    For thousands of years various species of bamboo - one of the world's most versatile plants - have been used for diverse purposes ranging from food and medicine to textiles and construction. But its use on a large scale is hampered because it's not manufactured to specific standards but grown in the ground. A University of Pittsburgh professor is on track to changing that. VOA’s George Putic reports.
    Video

    Video Orphanage in Iraqi City Houses Kids Who Lost their Parents to Attacks by IS

    An orphanage in Iraqi Kurdistan has become home to scores of Yazidi children who lost their parents after Islamic State militants took over Sinjar in Iraq’s Nineveh Province in 2014. Iraqi Kurdish forces backed by the U.S. airstrikes have since recaptured Sinjar but the need for the care provided by the orphanage continues. VOA’s Kawa Omar filed this report narrated by Rob Raffaele.
    Video

    Video Re-Opening Old Wounds in a Bullet-Riddled Cultural Landmark

    A cultural landmark before Lebanon’s civil war transformed it into a nest of snipers, Beirut’s ‘Yellow House’ is once again set to play a crucial role in the city.  Built in a neo-Ottoman style in the 1920s, in September it is set to be re-opened as a ‘memory museum’ - its bullet-riddled walls and bunkered positions overlooking the city’s notorious ‘Green Line’ maintained for posterity. John Owens reports from Beirut.
    Video

    Video Brexit Resounds in US Presidential Contest

    Britain’s decision to leave the European Union is resounding in America’s presidential race. As VOA’s Michael Bowman reports, Republican presumptive nominee Donald Trump sees Britain’s move as an affirmation of his campaign’s core messages, while Democrat Hillary Clinton sees the episode as further evidence that Trump is unfit to be president.
    Video

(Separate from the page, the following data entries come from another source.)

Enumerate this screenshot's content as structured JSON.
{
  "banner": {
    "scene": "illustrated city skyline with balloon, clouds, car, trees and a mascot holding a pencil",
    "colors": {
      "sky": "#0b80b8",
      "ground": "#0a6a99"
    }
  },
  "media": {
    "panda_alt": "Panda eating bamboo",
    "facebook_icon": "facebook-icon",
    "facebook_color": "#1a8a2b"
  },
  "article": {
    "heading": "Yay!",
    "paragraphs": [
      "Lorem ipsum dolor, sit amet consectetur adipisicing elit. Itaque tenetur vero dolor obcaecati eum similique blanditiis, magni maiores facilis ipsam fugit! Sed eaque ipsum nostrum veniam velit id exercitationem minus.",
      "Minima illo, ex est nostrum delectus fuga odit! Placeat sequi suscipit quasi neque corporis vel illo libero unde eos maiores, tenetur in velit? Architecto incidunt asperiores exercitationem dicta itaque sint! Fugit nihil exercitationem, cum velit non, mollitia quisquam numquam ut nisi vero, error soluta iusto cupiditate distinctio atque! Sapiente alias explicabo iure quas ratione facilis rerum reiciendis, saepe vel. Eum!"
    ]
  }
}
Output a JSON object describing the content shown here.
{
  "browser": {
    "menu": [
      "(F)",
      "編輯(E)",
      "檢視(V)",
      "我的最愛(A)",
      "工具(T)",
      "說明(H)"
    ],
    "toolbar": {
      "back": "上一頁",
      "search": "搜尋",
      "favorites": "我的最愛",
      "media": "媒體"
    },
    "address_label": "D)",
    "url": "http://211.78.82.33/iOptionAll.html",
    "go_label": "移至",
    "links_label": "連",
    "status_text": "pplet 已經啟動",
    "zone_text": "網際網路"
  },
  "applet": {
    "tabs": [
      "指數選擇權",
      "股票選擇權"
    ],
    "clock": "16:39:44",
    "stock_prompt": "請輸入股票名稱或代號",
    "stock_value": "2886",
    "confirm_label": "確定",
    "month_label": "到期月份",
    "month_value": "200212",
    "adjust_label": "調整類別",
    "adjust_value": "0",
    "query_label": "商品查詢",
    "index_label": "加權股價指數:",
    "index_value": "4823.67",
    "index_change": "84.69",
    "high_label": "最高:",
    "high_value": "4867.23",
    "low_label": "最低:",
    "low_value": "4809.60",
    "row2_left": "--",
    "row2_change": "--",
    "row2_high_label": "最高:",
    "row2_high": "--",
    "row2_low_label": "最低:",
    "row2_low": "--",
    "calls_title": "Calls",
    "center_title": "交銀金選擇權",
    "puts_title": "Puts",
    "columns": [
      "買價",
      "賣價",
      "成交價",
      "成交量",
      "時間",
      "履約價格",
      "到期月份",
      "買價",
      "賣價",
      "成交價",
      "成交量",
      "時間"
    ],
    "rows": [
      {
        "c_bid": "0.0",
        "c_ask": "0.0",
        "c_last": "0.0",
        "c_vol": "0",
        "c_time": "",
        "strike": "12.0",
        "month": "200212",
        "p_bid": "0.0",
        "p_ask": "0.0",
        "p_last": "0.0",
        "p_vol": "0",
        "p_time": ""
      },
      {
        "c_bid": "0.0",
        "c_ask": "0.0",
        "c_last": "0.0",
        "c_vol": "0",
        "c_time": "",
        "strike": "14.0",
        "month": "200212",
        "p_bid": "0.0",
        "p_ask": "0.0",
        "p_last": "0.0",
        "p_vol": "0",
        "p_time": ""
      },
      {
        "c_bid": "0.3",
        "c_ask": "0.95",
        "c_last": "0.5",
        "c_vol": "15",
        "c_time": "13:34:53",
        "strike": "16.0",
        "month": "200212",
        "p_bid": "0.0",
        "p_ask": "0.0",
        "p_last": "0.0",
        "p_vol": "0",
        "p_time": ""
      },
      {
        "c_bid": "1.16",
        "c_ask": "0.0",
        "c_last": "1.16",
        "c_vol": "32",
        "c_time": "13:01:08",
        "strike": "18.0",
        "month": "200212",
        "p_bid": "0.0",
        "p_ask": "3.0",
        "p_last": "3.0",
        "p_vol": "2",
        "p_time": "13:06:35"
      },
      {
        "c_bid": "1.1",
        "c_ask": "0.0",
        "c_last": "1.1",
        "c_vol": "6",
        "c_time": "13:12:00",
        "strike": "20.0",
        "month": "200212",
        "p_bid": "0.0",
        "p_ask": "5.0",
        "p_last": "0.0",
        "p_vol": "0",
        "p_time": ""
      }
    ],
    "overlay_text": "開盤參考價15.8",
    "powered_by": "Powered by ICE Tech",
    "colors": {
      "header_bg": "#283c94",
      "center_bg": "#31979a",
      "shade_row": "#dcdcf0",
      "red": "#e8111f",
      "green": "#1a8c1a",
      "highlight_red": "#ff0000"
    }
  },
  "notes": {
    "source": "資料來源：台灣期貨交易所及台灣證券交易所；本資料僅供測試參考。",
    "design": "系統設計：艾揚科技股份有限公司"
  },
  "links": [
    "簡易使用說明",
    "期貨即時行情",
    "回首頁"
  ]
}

    Video NASA Juno Spacecraft, Nearing Jupiter, to Shed Light on Gas Giant

    After a five-year journey, the spacecraft Juno is nearing its destination, the giant planet Jupiter, where it will enter orbit and start sending data back July 4th. As Mike O'Sullivan reports from Pasadena, California, the craft will pierce the veil of Jupiter's dense cloud cover to reveal its mysteries.
    Video

    Video Orlando Shooting Changes Debate on Gun Control

    It’s been nearly two weeks since the largest mass shooting ever in the United States. Despite public calls for tighter gun control laws, Congress is at an impasse. Democratic lawmakers resorted to a 1960s civil rights tactic to portray their frustration. VOA’s Carolyn Presutti explains how the Orlando, Florida shooting is changing the debate.

    Special Report

    Adrift The Invisible African Diaspora